Indigenous women especially affected by homelessness
Let’s talk about it
I am just back from three days in a life far removed from mine. I could not believe my eyes when I flew into Toronto, looking out onto a city that has over double the population of the province of Saskatchewan. And then after arriving, all I could think was, “Oh my goodness it’s so loud here!”
All I wanted was a nice quiet bench somewhere. I’m sure that exists in Toronto, somewhere, but it was nowhere near where I was.
The purpose of my trip was to attend the Pan-Canadian Voice for Women’s Housing Symposium. My days were spent in a room filled with 50 women. The first morning opened with a panel of four women with lived experience in the difficulties of accessing housing. I was one of the women on the panel. Although there were times when I was a little nervous, I knew this symposium was mine for the taking and that I could do with it whatever I chose.
I spoke from the place where I always speak best, the place deep in my soul that speaks nothing but truth. There I was, in a circle with 50 women, feeling nothing but respect and admiration. These were people who appreciated one another’s differences and were empathetic towards each other. I felt like I could have gone in my pyjamas and still received the same amount of respect.
I didn’t share anything amazingly brilliant or jaw dropping. These women knew how things work and I didn’t have to sugar-coat anything. Life is hard for women, particularly Indigenous women. We spent the day talking about homelessness and addiction, about the inequalities in public service systems. If there was ever a time where the adage about biting the hand that feeds you is true, it is when you are dependant on government funding and support, even when that hand isn’t supplying enough support to get even adequate nutrition. The needs of women are not being met. Some of the most common phrases I heard throughout day were “Women aren’t homeless enough!”
This is because women who stay in shelters or “couch-surf” aren’t counted as homeless. People wondered aloud how many more women must die, referring to the thousands of missing and murdered Indigenous women. One more death cannot be tolerated.
The first day was productive. I felt that if we women were the powers that be, we could change the system within a very short time frame. Long-term everlasting change takes time, but it can be done. However, these women are not the powers that be. As I began to make my way around the room, meeting more and more unbelievably strong women, many of whom have been at the table a very long time, the hopelessness began to set in. If no one has been listening to these women, where does that leave us?
I left the conference that day feeling a little confused but empowered. For the first time in years I was surrounded by women who truly understood what it feels like to be a racialized woman! I felt validated because I didn’t have to explain to anyone how the systems were unfair. They all knew. When you take away the pressure of having to explain or prove yourself, it leaves room for action and change. With my head swimming with new information, I decided to put it all aside and just enjoy myself for the evening. Tomorrow would be another day.
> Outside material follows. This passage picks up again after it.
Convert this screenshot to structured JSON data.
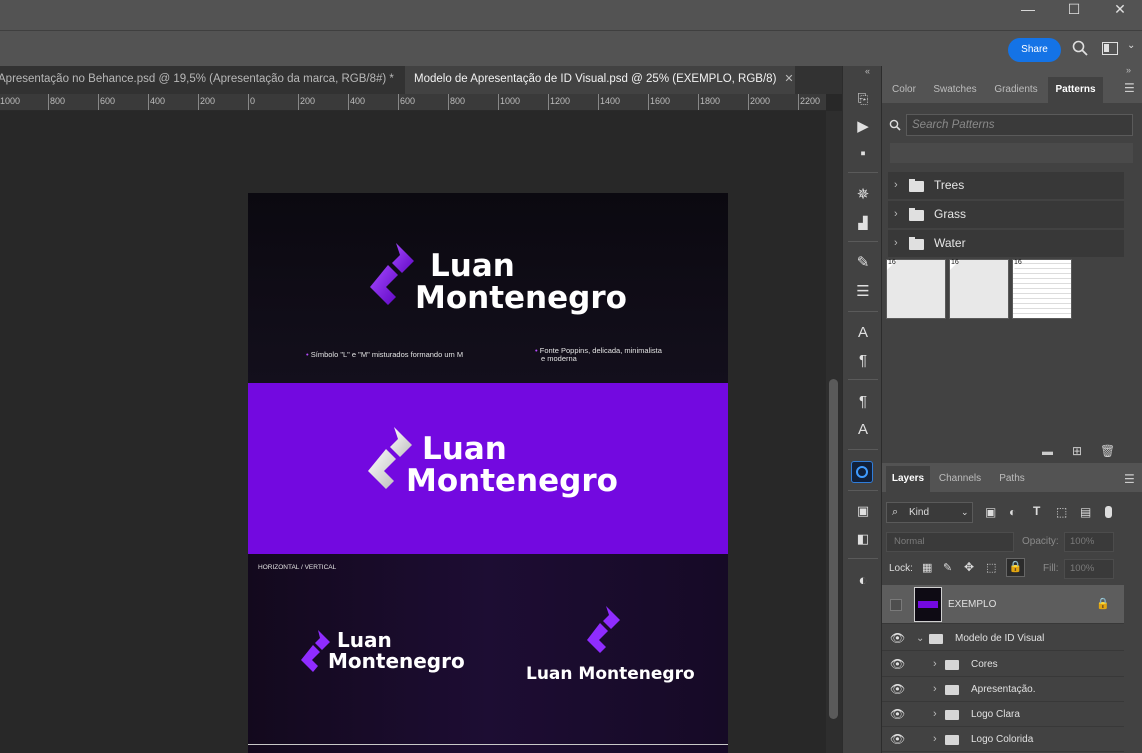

The powers that be would still be there tomorrow.
Then came tomorrow. I hadn’t done any writing. I woke up seized with anxiety, a common side effect when I have unwritten thoughts swirling in my head. Today would be the day when someone who could make some change would hear us. What would I do with this moment?
Coffee in hand, I wrote. When I am in charge of my writing, when I’m not forcing the thoughts and I just let them come, the words flow like Niagara Falls (which I did not get a chance to see!). I have termed this experience “written thoughts.”
That morning, in front of those same 50 women and a handful more from the office of the Status of Women, as well as the president of the CMHC, I shared my thoughts, my lived experience in poetic form. These were my most vulnerable thoughts, ones I have learned serve no purpose lost in my head.
I shared my thoughts raw and unclean, but you can’t argue with my thoughts. When I tell you how I feel, you can’t tell me that I can’t feel a certain way. My feelings are mine to own. When I was done, I had tears in my eyes. I was scared and shaking. I don’t know if what I said made a bit of difference, but it did to me, and no one can take that away from me.
I am a small town girl from Saskatchewan, born and raised. I work hard for very little return. You may call me a woman with “lived experience.” To me, I’m just a girl doing whatever she needs to survive.